The first concert held there featured jazz greats Ella Fitzgerald, Artie Shaw and Buddy Rich. The line-up was so stellar that Sydneysiders thought the promotion must be a hoax. The Stadium went on to host hundreds of international names such as Frank Sinatra, Johnnie Ray, Judy Garland, Nat King Cole, Buddy Holly, Little Richard and, of course, the Beatles.
In fact, crowds at the Beatles concerts were record-breaking, weren’t they? Twelve-thousand people at a single concert?
When the Beatles came to town it was a massive event. They played six concerts at the Stadium and unless you were sitting ringside all you heard was the screaming of teenage girls. George Harrison had joked in an earlier interview that Paul McCartney liked jelly babies so the band were pelted with hundreds of them during the shows. The band stayed at the Sheraton in Kings Cross after the Chevron Hotel cancelled their booking because they were worried about the crowds. The joke was on the Chevron though when hundreds of teenagers crowded their entrance in order to get the best view of the band up on their balconies across the street.
Any other unusual performances take place at the Stadium?
Probably two of the more unusual performances would have been the roller derby and an appearance by the star of the Japanese TV series The Samurai.
The roller derby first took place at the stadium in 1955 and then again in the '60s, this time as the roller game. They built a huge banked track around the boxing ring and the contestants hurtled around (and often hurtled off) the track. It was so popular it was even telecast around Australia.
When Shintaro, the star of The Samurai came to Australia in 1965, thousands of children packed into the stadium to watch him battle the evil Koga Ninjas. It was so hot inside that many children were treated for heatstroke, especially ones in their woollen dressing gowns which they wore as makeshift ninja outfits.
Can you share with us the stories behind some of the objects on display in this exhibition?

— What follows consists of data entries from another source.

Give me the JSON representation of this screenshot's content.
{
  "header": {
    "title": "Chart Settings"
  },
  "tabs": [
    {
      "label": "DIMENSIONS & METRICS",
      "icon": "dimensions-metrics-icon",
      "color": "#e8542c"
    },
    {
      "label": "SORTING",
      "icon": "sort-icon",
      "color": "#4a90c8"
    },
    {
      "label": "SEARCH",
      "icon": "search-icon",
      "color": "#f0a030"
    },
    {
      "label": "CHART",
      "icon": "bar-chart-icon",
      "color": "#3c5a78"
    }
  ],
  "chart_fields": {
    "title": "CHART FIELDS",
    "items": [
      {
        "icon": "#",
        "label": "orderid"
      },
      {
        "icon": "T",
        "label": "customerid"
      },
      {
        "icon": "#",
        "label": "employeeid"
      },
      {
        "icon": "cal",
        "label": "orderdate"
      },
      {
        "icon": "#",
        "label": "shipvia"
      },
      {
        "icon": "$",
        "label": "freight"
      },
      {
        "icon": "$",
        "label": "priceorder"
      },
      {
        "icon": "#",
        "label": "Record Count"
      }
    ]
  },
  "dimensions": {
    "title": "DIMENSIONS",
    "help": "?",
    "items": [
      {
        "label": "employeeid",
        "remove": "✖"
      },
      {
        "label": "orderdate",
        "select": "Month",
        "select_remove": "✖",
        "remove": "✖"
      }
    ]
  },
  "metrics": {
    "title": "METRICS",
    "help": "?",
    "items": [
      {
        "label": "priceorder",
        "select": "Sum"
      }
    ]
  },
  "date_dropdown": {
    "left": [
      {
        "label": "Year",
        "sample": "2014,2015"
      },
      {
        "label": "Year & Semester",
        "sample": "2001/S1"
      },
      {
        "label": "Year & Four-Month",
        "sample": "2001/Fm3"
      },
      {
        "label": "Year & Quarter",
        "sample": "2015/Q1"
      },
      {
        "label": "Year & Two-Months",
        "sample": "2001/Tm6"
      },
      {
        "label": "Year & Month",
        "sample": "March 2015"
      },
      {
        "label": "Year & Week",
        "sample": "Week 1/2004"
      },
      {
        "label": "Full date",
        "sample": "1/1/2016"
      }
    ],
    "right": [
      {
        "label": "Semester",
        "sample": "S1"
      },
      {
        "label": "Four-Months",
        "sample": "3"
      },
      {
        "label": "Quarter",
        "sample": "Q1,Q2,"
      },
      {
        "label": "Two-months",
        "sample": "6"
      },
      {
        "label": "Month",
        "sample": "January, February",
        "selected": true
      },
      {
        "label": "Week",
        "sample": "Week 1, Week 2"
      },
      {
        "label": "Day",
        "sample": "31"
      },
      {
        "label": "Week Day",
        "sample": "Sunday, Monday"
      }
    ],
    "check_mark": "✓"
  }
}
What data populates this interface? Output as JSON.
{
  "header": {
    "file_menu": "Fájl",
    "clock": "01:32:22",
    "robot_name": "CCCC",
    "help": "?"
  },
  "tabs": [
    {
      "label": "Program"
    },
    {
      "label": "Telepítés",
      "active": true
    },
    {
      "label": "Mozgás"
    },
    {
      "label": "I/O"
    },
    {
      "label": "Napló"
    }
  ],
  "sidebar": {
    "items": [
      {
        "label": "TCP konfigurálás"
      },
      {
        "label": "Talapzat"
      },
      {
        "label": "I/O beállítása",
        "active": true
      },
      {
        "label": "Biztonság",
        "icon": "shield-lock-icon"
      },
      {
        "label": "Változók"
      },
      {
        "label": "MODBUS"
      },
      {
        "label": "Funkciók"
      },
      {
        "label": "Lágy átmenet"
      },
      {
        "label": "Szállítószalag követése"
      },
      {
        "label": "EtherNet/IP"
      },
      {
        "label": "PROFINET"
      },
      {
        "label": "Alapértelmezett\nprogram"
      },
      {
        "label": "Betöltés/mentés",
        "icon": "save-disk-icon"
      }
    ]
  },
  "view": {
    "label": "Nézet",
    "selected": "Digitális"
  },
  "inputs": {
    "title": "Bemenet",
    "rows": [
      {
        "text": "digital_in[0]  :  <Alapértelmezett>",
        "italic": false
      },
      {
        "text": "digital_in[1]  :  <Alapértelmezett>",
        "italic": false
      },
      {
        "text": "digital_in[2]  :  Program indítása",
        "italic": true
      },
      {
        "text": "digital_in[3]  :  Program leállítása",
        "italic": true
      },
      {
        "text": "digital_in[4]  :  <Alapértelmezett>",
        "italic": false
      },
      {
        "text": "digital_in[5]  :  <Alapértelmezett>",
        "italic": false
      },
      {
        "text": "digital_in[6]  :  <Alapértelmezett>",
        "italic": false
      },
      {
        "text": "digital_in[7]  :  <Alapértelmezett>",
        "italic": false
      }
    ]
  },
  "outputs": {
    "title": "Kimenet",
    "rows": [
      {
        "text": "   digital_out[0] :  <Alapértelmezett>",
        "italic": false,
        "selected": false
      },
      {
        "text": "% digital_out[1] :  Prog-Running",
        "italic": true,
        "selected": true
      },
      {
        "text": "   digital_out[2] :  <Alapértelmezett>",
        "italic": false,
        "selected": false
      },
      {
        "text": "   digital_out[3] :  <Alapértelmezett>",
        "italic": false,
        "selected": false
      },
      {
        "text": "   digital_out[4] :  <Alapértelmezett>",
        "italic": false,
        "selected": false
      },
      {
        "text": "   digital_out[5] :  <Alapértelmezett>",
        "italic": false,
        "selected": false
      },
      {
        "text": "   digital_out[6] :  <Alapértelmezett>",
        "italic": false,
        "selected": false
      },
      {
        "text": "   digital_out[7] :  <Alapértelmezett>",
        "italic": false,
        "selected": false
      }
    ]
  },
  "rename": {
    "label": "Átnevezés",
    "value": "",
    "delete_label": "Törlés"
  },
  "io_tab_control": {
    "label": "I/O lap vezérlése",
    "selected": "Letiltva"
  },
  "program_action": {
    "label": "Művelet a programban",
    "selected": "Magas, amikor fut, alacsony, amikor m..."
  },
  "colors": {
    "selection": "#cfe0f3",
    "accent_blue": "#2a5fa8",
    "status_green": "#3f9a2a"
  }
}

Among the hundreds of items on display will be Australian boxer Tommy Burns' robe and gloves, Len Holt's Australian wrestling championship belt, stage outfits worn by both "The Wild One" Johnny O'Keefe and Col Joye as well as every program from Lee Gordon's Big Shows. We will also have the bindings worn by Lionel Rose under his gloves the night he fought Rocky Gattellari. One of the more unusual items on display is the wig worn by Shintaro himself while performing which was gifted to a fan when he visited him in Japan. I call this the "Holy Grail" for Shintaro fans.
Some months ago the Historic Houses Trust put out a call for stories from the Sydney public about the Stadium. Any interesting stories?
We received a huge response from the call-out with many unusual items on offer. One was a gentleman who said he had one of the original front doors of the stadium but that it was currently being used as a tank stand on his property near Lithgow. He reckoned if we got half a dozen strong blokes we could lift the tank off. Unfortunately I had to pass on that one. We will however have four signatures collected at the Beatles concert on a police notepad. Lynne Lemon was unable to attend however her father who was a policeman was on duty and he sent his notebook backstage and it was returned with all four Beatles signatures. She has since found out that they were probably done by their manager Brian Epstein which to me only makes them more interesting.
Pictured: American jazz singer and trumpeter Louis 'Satchmo' Armstrong at Mascot 1954, Mitchell Library, State Library of NSW